Should I even be taking this trip on my own? What if I got robbed? What if something worse happened? What was I getting myself into?
Once in Guatemala City, I decided to take a taxi from the airport to my friend’s apartment and get my bearings for a couple of days before deciding how to continue my trip. In the taxi ride, I found that the taxi man was actually just doing his job and trying to get me to my destination instead of being ‘out to get me’. This boosted my confidence marginally. I spoke with some of the locals my friends were staying with, trying to get more information about the public transportation in the area. They were vague and mostly told me that they “wouldn’t recommend it”. I honestly believe that some of them had never even taken the public transportation themselves. I decided to use caution but to also use the chicken busses to get to my next destination, despite warnings against it. I crossed my fingers that I wouldn’t get mugged.

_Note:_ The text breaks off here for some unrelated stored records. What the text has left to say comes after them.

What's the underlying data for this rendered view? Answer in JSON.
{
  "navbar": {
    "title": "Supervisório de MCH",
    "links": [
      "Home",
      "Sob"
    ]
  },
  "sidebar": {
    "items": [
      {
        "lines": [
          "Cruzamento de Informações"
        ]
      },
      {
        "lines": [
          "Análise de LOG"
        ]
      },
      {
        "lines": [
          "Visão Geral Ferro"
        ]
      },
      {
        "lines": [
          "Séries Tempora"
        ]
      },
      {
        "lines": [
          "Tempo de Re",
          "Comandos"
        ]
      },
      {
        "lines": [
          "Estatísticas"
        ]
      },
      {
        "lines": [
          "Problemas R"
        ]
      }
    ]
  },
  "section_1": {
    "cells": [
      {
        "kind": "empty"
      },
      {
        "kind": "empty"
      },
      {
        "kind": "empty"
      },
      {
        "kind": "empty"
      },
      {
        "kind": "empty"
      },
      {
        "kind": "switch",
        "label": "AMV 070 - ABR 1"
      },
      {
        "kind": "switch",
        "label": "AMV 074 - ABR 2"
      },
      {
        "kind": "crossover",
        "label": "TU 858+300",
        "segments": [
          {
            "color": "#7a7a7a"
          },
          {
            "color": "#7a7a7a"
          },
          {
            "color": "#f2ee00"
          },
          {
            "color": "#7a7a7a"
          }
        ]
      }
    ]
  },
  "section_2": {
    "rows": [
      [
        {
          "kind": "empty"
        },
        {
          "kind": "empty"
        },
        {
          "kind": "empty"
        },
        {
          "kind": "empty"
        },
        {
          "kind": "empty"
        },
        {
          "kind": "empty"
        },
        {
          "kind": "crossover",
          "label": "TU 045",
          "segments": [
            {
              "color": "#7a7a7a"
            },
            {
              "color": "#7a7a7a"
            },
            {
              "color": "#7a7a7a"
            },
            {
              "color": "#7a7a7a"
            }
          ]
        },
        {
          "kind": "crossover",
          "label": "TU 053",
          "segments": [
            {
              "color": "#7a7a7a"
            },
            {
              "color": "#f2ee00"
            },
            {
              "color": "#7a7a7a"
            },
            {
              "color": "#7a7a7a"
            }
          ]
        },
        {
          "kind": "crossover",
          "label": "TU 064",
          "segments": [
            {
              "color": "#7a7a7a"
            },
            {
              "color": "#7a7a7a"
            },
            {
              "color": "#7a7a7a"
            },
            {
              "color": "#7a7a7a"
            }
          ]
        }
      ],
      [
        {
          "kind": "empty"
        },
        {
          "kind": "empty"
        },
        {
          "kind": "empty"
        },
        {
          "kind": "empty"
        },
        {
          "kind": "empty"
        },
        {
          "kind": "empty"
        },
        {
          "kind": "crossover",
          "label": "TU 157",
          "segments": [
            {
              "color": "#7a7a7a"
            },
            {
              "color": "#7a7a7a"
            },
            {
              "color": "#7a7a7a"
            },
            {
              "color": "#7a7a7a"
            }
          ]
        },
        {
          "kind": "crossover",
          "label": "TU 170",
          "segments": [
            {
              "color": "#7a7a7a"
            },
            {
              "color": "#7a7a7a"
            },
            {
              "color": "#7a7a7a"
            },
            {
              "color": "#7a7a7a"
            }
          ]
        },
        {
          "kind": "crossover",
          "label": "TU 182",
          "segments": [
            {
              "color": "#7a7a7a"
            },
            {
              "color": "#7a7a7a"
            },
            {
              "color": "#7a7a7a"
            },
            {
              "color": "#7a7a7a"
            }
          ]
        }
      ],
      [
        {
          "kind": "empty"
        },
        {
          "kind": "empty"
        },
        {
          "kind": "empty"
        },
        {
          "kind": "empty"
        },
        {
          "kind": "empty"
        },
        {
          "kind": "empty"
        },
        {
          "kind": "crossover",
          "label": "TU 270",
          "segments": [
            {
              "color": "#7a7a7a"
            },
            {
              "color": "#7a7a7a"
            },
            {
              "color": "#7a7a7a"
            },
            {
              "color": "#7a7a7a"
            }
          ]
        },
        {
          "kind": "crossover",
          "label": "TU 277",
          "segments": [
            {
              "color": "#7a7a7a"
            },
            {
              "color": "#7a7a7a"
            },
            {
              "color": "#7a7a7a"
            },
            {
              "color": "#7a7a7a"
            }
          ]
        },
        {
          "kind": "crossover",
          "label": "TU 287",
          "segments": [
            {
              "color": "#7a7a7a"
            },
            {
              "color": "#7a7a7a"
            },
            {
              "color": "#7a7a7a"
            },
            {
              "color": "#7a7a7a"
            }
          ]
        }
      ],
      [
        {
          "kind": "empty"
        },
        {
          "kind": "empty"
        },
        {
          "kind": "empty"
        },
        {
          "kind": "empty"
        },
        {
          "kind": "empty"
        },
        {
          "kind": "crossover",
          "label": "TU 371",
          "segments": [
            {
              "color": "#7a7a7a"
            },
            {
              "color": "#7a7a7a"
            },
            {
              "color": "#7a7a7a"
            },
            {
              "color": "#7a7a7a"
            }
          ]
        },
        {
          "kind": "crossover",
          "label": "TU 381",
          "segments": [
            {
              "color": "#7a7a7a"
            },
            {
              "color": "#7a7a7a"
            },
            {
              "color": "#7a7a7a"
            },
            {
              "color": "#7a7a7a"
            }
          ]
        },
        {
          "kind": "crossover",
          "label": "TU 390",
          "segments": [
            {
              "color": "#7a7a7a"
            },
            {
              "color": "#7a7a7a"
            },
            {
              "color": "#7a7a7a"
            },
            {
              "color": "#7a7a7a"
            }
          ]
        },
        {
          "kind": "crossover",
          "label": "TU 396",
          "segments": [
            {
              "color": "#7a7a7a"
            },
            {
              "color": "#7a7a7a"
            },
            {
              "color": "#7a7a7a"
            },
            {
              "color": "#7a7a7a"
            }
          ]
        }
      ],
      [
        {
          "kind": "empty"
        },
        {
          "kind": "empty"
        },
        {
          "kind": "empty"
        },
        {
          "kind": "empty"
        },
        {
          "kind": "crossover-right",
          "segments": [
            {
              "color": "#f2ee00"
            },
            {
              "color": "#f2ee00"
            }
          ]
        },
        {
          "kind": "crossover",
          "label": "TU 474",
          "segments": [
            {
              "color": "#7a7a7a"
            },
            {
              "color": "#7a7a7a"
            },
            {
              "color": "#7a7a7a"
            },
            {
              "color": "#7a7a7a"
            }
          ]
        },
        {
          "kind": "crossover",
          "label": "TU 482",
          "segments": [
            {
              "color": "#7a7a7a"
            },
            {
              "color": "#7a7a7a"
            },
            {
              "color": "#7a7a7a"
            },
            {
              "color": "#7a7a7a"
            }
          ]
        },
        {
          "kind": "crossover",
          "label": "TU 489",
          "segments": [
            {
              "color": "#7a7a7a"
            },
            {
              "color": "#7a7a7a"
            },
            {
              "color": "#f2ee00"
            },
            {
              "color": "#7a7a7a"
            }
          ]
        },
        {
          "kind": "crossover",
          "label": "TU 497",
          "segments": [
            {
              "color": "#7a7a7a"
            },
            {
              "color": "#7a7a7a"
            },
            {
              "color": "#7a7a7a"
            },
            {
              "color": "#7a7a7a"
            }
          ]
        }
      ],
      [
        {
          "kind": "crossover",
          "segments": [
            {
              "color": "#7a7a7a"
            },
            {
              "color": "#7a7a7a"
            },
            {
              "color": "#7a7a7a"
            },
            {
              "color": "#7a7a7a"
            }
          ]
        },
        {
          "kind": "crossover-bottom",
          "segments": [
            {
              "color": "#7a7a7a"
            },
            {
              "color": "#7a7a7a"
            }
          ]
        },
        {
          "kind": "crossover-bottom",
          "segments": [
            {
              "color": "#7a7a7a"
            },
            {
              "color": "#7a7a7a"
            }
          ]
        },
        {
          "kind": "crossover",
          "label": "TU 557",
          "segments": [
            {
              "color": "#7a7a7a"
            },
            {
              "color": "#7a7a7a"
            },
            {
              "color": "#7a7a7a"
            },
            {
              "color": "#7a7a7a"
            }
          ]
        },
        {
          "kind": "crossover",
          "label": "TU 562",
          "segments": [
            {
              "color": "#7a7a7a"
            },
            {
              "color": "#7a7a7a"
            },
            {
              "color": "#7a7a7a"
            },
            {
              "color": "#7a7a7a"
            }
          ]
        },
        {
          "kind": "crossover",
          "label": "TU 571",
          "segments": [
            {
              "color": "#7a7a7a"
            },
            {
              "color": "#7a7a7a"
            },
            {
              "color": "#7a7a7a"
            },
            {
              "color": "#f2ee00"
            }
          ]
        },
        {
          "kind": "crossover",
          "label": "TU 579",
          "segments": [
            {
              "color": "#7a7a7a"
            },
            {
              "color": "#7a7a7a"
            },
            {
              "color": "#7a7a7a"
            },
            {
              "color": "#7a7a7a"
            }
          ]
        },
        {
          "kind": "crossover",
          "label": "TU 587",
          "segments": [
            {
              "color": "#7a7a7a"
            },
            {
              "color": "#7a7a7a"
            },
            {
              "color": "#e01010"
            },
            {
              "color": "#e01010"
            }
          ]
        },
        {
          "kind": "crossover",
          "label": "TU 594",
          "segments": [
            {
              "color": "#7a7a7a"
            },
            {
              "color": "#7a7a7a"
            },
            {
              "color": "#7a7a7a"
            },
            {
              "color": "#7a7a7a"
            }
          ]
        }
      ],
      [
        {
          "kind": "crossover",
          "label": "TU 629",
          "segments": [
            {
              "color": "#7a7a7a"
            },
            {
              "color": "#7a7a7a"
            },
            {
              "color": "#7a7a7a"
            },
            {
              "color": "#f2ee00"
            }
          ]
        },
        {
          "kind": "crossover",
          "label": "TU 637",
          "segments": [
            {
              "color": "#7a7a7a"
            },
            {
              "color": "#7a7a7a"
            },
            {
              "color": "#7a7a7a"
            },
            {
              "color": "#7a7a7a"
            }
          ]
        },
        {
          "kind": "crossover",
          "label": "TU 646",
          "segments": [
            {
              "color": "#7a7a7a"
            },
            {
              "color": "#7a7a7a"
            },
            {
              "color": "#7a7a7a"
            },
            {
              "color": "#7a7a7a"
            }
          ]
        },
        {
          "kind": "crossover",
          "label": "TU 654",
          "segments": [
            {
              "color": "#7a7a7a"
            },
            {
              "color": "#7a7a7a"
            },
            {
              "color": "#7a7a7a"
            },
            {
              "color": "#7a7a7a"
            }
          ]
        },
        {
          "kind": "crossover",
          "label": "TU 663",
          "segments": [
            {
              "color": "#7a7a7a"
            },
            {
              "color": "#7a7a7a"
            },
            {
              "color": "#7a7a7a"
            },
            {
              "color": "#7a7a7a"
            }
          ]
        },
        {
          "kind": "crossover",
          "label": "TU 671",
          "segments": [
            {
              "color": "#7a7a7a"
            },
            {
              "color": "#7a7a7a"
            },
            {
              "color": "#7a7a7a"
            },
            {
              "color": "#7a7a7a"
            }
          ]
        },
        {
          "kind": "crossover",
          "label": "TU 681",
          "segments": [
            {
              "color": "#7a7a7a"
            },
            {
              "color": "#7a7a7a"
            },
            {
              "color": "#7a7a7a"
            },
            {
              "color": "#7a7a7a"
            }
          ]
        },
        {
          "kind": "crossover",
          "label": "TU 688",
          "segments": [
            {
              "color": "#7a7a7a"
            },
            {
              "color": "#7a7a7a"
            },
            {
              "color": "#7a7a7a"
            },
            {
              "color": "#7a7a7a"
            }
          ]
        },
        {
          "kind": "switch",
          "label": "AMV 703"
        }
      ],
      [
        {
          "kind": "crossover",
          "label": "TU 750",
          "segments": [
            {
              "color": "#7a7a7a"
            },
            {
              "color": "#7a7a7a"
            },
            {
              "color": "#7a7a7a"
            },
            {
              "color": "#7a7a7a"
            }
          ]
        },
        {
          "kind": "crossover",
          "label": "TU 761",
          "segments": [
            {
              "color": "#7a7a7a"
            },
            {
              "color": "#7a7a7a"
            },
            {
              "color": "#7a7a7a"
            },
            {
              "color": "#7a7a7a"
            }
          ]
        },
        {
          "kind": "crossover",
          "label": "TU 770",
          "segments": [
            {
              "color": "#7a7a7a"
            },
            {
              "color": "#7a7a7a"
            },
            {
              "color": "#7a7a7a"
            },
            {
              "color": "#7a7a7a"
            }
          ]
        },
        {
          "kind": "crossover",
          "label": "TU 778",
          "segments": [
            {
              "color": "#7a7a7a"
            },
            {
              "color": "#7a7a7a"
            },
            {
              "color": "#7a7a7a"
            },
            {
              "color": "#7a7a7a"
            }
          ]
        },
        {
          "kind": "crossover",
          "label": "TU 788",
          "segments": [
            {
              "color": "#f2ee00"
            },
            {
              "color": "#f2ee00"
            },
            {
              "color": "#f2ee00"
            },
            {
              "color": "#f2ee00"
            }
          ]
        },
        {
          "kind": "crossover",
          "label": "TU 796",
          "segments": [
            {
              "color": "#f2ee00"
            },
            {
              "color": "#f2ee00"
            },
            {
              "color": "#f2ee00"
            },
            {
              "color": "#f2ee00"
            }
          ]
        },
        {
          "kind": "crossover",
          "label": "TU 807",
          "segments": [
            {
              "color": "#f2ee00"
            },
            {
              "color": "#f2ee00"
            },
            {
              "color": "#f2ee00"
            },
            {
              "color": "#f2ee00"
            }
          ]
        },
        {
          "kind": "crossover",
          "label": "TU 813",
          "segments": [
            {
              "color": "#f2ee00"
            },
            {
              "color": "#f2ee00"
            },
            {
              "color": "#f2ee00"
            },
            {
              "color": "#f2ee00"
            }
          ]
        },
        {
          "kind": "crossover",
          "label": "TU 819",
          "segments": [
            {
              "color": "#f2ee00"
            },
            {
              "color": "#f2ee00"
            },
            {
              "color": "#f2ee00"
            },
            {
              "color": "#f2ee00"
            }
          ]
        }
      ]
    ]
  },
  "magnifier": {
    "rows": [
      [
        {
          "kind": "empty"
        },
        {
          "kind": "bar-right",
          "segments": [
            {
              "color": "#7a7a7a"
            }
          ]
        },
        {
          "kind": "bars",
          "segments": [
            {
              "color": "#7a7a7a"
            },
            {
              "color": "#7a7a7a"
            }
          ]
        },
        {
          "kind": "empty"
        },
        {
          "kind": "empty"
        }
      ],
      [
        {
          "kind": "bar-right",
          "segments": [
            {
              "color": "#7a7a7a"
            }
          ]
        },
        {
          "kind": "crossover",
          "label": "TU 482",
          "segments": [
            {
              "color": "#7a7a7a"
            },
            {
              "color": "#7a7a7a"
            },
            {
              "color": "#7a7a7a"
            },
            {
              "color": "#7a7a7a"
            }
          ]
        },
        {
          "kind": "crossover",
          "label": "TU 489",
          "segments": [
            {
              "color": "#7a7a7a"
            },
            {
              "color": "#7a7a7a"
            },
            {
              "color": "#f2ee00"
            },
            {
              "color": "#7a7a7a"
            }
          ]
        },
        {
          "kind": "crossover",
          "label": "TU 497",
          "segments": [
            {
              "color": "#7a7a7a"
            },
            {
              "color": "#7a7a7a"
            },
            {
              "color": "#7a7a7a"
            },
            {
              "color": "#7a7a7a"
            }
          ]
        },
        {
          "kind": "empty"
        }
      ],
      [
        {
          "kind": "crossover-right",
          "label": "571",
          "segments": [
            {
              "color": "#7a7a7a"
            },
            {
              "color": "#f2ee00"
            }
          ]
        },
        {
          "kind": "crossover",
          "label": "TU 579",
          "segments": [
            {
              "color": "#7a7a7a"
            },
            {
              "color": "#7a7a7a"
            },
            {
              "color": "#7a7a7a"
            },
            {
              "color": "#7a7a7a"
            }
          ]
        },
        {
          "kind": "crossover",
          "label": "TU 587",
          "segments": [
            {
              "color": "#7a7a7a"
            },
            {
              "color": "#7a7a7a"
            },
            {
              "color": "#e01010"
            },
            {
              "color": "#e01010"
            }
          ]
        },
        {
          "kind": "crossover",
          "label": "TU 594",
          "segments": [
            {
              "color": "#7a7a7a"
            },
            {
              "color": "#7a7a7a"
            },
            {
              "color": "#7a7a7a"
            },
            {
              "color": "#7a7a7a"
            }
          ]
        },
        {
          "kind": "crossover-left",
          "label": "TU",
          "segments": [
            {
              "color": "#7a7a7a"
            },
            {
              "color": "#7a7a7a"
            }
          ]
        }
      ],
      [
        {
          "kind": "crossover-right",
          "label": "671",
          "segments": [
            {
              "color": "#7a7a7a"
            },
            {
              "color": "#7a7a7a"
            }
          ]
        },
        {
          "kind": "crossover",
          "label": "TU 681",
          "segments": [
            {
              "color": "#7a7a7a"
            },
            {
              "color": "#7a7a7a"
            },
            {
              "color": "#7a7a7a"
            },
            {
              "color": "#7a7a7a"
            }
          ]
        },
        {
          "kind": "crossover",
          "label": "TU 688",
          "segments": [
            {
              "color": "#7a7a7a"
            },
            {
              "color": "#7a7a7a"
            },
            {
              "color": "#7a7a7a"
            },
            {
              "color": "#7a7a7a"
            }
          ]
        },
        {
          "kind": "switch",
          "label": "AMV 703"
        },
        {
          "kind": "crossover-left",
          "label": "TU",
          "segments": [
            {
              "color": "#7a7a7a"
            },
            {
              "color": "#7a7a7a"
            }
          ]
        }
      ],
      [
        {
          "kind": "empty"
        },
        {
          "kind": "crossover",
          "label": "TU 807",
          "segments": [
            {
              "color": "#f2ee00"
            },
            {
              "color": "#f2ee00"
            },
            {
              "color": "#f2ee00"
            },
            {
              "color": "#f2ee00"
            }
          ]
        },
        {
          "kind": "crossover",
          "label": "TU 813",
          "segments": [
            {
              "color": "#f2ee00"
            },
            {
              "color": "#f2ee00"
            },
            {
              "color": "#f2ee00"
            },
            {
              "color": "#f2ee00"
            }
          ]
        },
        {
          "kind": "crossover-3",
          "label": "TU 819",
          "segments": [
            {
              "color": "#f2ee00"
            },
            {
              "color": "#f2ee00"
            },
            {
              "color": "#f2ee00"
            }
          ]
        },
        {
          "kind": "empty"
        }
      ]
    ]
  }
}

My first seat companion was a woman happily snoozing on her way to work. The second, was a man who laughed with me about the crazy, careening ride we were taking through the mountains. People were helpful and kind, making sure I got to the right bus and to where I needed to be. The driver even made sure to give me my water bottle from my pack before throwing it up top for the 3 hour trip. The bus was, as I remembered, not full of robbers and criminals but babies, mothers, old men and women, loud music, and dozens of smiling faces with gold teeth. There is a special camaraderie in sharing a chicken bus ride with the locals and that is something that I wouldn’t trade for all of the spacious, air conditioned shuttle busses in the world.
It takes a special kind of patience to ride a chicken bus, but it is definitely worth the experience. This is not to say that you shouldn’t use caution and that there aren’t some areas where you should take a taxi or shuttle over a chicken bus (such as to and from the airport), but fear should not be at the base of your decision making.
I have fallen in love with the locals over and over again through allowing myself to participate in their everyday activities, and it makes me sad that there is such fear associated with people that live in different countries.
Tamale street vendor, Guatemala 2012
Here are some things I’ve learned about Guatemalans from my travels:
1) When they smile it actually reaches their eyes
2) They laugh, they cry, they have hopes and dreams
3) They love, and they fear. They are happy, sad, and angry
4) They have babies, pets, lovers, friends
5) They are rich, poor, home-owners, and homeless
6) They are hard working, they are lazy
7) They have good and bad days
8) They are honest, they are kind, they are hospitable
9 ) They know how to drive a hard bargain
10) They are aggressive drivers
They are just like us, with good and bad intermixed. We are all human. Somos humanos.
We are all brothers. Somos hermanos.
Be smart, but still go out and experience. Allow yourself to be a part of another culture. You might be surprised at what you learn. You might be surprised at how similar we all really are. In case you are still nervous, the rules there are really the same as the rules anywhere: use common sense.
1) Don’t keep wads of cash on you but take small increments
2) Don’t walk around flashing your expensive cameras, jewelry, clothes, etc.
3) Don’t be loud and obnoxious, drawing undue attention to yourself
DO take the chicken bus
DO have fun and enjoyGoogle+